Harrah's requests reimbursement of $711.51 in connection with computerized legal research performed in this matter. Computerized legal research is not a listed item for costs under 28 U.S.C. § 1920. Boyadjian v. Cigna Cos., 994 F. Supp. 278, 281-82 (D.N.J. 1998) (citing Crawford Fitting, 482 U.S. at 441; W.Va. Univ. Hosps., Inc. v. Casey, 499 U.S. 83, 93 (1991)); But see Ricoh Corp. v. Pitney Bowes, Inc., No. 02-5639, 2007 WL 1852553 (D.N.J. June 26, 2007) (allowing computerized legal research expenses in a complex case as taxable costs).
Courts have used attorney fee applications under 42 U.S.C. § 1988 to determine what nontaxable expenses related to attorneys' fees were authorized in a particular case. Abrams v. Lightolier, Inc., 50 F.3d 1204, 1224 (3d Cir. 1995). Similarly, in United States v. Scheingold, 293 F.Supp. 2d 447, 453 (D.N.J. 2003), cited in Lite, N.J. Federal Practice Rules, Comment 4(i) to L. Civ. R. 54.1 (Gann), the prevailing party filed a post trial motion for attorneys' fees in a federal tax matter which proceeded to trial. In that case, the Court granted attorneys' fees and costs under 26 U.S.C. § 7430 of the Internal Revenue Code, not under Section 1920, which provided for the award of litigation costs such as electronic research and postal expenses to a prevailing party in a suit against the Internal Revenue Service.
Federal courts may not grant costs unless such costs are authorized by Section 1920. Crawford Fitting Co., v. J.T. Gibbons, Inc., 482 U.S. 437, 441 (1987) (holding that "§ 1920 defines the term 'costs' as used in Rule 54(d)"). Similarly, expenses paid by a party regarded as ordinary incidents to litigation are generally not recoverable as taxable costs.
For the reasons mentioned above, the Clerk denies the expenses incurred by Harrah's for computer legal research conducted in this matter because taxation of costs is limited to those costs enumerated in Section 1920.
5. Docket Fees Under 28 U.S.C. § 1923
Harrah's requests reimbursement for docket fees in the amount of $65.00. The Clerk interprets Section 1923 to read that the prevailing party is allowed $5.00 on motion for judgment and $2.50 for each deposition admitted in evidence. Had this matter proceeded to trial the prevailing party would be entitled to $20.00 docket fee. Therefore, the Clerk allows Harrah's to be reimbursed the amount $5.00 representing motion for judgment and $35.00 representing fourteen deposition transcripts for a total amount of $40.00.
The following expenses will be allowable as taxable costs:

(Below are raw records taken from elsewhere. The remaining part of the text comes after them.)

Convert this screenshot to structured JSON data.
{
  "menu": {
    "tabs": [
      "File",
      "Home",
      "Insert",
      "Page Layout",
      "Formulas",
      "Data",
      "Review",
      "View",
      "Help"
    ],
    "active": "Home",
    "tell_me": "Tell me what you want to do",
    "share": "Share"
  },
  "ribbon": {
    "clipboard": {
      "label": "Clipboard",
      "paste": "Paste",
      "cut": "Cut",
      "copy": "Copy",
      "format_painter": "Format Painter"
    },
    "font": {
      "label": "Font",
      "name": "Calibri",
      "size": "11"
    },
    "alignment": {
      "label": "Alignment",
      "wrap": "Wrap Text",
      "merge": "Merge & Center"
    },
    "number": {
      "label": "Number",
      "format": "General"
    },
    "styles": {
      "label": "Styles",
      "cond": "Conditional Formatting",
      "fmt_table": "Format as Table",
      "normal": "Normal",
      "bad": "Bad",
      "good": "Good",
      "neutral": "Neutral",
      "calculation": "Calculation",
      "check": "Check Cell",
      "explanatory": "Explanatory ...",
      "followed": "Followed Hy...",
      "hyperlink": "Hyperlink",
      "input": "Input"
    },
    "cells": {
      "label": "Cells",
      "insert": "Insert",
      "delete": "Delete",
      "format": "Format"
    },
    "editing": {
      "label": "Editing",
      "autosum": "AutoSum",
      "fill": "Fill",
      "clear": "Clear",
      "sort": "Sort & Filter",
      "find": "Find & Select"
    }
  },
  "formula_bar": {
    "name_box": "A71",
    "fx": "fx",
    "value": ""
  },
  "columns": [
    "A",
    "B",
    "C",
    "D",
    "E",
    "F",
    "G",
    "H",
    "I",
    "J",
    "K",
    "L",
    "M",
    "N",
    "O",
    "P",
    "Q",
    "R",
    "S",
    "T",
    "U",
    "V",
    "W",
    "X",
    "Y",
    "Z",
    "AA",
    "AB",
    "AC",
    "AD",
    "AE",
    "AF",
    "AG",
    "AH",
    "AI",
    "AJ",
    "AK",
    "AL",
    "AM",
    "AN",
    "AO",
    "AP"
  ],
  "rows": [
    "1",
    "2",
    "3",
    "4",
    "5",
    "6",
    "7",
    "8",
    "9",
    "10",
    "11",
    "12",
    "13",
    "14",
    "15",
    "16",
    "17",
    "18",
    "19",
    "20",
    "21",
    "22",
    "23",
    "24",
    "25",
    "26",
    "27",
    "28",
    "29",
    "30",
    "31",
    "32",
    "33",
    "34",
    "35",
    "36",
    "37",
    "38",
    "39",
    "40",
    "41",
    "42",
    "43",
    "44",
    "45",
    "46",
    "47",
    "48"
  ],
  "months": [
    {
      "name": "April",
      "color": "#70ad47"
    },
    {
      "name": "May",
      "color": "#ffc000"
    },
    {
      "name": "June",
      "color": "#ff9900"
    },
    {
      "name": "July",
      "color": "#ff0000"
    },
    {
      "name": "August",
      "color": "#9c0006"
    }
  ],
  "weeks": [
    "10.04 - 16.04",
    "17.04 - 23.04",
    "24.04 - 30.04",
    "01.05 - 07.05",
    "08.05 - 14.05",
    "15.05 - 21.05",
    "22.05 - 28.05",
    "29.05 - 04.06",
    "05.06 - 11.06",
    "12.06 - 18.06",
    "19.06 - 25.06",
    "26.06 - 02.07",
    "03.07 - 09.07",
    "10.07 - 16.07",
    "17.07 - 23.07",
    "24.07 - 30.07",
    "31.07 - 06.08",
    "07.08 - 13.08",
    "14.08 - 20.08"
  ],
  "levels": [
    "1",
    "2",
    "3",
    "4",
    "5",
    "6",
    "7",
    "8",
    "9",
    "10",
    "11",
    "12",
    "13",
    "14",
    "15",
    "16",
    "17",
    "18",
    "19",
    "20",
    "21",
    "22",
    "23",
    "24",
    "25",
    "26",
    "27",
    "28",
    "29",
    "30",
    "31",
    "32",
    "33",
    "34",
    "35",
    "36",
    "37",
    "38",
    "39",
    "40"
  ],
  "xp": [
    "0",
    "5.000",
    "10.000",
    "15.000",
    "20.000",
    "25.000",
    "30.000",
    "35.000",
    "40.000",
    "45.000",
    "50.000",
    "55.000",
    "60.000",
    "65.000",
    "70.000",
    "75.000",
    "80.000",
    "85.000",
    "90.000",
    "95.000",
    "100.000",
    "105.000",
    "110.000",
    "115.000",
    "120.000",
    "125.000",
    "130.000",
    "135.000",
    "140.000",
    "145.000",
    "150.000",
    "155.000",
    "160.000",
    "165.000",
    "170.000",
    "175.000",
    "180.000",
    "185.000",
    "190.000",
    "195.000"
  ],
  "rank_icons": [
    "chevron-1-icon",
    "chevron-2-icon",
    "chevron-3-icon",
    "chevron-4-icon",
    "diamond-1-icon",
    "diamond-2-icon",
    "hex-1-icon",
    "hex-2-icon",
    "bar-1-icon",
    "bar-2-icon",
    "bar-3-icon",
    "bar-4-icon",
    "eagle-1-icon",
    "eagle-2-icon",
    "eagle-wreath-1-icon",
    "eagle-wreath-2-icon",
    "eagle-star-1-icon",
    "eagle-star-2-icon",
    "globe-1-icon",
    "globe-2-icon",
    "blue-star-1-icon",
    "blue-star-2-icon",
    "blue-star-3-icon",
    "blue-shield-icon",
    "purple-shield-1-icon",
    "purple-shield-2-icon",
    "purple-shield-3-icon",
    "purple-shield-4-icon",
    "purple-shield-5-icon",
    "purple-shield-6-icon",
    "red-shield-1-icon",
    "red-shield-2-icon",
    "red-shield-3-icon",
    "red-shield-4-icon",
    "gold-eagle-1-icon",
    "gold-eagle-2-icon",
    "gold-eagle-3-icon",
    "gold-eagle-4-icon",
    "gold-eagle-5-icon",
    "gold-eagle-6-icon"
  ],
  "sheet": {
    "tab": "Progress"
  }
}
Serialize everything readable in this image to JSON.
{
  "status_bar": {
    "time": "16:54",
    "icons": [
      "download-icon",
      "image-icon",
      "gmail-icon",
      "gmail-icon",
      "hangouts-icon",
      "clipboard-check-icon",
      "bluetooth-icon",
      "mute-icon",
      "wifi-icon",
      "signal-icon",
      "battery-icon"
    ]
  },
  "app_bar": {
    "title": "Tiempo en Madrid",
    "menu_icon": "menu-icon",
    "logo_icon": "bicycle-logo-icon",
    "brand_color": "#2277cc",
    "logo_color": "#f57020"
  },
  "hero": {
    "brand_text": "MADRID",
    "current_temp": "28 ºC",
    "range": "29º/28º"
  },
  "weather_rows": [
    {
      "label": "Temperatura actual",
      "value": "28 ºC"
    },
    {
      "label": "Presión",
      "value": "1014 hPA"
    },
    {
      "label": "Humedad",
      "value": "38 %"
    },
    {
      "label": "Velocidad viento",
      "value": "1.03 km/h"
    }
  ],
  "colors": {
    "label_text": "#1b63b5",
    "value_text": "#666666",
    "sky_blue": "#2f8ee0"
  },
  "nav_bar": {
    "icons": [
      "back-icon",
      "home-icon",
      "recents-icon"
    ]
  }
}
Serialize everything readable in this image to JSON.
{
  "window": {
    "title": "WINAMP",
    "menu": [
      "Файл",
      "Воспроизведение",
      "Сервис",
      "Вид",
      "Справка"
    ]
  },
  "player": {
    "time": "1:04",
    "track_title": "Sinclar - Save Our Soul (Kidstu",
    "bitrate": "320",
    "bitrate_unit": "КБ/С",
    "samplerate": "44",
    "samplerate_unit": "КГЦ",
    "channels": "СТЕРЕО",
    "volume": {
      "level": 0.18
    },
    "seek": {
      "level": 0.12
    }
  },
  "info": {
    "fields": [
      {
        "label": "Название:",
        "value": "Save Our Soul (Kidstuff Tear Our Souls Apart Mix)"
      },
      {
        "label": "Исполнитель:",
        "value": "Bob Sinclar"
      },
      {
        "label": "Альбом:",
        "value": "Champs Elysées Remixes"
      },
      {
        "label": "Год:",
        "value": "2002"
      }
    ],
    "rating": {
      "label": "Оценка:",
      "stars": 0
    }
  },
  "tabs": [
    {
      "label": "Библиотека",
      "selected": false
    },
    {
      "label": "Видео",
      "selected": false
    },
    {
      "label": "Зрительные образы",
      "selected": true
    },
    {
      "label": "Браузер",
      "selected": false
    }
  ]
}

Deposition Transcript Costs$6,647.25
Transcripts of Hearings$148.96
For the reasons set forth above, Harrah's Entertainment Inc. Bill of Costs against WALLACE R. BARR, on behalf of himself and all others is hereby granted in the amount of $9,271.18.